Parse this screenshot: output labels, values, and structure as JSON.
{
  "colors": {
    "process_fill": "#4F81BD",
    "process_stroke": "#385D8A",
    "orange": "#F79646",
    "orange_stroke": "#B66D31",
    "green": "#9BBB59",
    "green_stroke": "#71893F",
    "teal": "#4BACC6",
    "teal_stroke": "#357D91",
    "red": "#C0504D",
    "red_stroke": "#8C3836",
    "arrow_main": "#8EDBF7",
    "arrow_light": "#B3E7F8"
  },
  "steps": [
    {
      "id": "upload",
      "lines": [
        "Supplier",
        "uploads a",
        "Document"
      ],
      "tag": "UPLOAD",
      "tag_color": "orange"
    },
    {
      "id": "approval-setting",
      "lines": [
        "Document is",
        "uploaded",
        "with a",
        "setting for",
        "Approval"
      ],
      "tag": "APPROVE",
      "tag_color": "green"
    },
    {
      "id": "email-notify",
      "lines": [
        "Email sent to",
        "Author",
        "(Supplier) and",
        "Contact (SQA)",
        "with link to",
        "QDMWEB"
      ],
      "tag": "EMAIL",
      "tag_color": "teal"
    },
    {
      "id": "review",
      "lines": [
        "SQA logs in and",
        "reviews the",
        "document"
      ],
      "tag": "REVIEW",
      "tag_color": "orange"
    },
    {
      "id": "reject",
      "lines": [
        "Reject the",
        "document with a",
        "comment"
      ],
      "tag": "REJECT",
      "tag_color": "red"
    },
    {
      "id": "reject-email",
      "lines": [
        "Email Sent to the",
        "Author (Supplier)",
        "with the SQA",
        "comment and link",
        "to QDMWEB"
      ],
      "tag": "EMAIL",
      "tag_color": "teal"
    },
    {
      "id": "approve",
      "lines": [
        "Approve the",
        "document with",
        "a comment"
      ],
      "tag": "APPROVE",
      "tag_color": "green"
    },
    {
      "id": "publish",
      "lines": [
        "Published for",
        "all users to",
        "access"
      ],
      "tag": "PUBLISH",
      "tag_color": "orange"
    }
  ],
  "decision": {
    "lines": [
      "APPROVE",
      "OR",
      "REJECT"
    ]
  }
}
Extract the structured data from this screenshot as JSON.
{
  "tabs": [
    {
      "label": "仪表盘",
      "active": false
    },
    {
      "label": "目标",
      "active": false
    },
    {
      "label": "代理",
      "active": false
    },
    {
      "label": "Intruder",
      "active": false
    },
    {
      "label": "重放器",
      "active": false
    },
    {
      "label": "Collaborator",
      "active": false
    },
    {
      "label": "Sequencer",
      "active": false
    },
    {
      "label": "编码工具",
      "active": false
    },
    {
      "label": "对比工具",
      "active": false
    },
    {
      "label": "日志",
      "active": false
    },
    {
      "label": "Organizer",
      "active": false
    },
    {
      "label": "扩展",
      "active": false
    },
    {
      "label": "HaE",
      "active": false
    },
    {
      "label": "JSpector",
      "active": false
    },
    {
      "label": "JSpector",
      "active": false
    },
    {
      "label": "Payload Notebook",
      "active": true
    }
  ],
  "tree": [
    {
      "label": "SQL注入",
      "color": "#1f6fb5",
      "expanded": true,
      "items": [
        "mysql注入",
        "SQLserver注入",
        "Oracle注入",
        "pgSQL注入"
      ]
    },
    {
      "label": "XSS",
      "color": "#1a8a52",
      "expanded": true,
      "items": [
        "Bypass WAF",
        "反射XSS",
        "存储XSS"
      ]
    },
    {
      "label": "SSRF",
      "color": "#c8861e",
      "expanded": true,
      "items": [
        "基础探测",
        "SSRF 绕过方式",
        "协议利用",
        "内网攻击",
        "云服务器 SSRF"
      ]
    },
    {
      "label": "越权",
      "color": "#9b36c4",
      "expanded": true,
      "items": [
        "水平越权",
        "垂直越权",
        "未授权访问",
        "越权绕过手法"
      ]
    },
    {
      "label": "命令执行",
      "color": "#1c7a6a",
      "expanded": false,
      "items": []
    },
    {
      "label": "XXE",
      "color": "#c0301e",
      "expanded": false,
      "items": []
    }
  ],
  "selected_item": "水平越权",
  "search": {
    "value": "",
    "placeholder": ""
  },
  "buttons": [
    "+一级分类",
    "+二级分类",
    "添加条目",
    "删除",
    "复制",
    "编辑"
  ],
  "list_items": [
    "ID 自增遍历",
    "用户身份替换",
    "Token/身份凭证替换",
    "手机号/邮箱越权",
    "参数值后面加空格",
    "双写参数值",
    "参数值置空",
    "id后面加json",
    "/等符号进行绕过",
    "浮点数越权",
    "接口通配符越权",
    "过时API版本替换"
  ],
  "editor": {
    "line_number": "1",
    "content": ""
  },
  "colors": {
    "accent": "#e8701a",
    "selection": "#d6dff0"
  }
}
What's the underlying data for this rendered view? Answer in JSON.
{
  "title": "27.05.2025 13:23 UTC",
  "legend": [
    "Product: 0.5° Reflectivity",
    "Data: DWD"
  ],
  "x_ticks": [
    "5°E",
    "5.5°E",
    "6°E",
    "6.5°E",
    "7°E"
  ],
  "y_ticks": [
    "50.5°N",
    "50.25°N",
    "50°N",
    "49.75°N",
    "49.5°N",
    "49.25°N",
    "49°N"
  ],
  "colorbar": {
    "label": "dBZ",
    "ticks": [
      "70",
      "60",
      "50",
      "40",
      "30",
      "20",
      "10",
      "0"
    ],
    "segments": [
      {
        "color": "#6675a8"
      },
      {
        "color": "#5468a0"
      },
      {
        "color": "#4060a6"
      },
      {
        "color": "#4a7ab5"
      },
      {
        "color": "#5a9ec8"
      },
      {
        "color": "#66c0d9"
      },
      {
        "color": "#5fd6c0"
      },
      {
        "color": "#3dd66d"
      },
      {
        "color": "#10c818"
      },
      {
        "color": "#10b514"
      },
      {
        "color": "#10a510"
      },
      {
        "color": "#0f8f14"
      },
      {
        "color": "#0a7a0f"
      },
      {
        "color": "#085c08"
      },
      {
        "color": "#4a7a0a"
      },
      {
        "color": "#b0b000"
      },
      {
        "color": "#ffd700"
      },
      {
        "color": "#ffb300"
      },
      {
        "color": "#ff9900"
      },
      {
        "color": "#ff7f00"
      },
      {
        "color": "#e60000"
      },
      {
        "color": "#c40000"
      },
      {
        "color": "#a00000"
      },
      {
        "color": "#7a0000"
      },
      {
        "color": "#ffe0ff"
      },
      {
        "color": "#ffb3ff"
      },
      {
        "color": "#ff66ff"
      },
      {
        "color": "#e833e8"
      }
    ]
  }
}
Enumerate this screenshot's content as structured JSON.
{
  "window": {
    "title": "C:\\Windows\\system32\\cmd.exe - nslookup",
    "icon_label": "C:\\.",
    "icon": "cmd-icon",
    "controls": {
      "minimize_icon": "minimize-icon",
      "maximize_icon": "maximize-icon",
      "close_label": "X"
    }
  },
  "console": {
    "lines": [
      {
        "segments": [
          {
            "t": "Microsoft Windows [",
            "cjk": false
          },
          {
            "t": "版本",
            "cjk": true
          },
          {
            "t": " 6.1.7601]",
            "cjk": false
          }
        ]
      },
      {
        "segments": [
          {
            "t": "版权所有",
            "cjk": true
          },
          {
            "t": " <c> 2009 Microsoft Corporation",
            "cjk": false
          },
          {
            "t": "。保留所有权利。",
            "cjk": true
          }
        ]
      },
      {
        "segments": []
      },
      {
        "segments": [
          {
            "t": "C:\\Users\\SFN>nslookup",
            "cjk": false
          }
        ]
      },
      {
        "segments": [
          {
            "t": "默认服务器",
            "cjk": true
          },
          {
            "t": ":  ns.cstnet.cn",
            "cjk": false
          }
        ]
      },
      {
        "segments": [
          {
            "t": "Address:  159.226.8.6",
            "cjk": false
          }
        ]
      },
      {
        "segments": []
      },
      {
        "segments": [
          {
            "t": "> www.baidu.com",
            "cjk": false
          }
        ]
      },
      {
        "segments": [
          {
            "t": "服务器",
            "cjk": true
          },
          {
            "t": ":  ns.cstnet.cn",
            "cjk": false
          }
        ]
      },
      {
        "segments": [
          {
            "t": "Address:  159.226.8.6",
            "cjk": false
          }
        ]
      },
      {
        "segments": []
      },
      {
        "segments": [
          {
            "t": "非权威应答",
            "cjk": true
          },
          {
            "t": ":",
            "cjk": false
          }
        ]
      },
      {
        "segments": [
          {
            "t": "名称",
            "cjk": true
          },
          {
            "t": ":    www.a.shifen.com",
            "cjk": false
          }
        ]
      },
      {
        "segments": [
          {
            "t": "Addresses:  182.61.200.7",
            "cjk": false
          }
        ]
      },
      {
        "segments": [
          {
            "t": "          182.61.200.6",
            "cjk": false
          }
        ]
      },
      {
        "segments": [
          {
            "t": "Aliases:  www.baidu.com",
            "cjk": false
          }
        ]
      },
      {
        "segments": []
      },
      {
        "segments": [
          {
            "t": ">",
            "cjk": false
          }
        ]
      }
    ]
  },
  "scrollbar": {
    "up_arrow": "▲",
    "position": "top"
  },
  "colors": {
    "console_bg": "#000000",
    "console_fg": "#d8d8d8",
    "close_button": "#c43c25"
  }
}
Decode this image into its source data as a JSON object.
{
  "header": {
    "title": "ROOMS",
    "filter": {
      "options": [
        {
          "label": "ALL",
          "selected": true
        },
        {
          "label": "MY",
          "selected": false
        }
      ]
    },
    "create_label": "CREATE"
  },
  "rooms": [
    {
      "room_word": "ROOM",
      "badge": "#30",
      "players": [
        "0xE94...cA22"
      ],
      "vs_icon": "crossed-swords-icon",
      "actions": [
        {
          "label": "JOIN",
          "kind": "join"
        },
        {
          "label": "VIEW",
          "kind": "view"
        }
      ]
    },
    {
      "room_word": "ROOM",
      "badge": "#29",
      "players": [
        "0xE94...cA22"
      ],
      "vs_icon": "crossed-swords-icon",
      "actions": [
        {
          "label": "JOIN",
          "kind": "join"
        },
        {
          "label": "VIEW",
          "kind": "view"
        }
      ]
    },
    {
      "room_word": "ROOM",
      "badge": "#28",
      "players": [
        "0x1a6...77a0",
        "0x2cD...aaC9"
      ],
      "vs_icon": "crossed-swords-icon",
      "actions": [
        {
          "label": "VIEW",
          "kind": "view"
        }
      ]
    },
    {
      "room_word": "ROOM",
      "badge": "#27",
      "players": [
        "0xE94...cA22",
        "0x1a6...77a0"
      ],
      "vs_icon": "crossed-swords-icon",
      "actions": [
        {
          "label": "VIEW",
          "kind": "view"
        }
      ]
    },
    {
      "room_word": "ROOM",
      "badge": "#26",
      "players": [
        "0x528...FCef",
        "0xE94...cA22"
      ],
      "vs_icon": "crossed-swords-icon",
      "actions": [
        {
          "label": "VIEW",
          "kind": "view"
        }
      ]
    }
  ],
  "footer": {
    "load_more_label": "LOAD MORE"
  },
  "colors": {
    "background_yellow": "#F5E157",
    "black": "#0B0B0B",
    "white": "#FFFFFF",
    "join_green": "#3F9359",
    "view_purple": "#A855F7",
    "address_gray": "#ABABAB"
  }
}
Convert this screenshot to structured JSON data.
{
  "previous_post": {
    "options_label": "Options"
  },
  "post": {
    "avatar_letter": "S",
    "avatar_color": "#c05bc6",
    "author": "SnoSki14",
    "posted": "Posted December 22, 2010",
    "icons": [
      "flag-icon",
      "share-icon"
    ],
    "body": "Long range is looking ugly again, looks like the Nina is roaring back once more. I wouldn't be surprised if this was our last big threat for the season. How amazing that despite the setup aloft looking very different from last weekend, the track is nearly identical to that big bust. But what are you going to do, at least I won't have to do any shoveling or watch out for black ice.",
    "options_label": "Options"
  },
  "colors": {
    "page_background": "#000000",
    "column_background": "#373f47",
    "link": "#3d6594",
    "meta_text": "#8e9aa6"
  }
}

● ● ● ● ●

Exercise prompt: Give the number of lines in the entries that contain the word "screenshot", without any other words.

Answer box: 4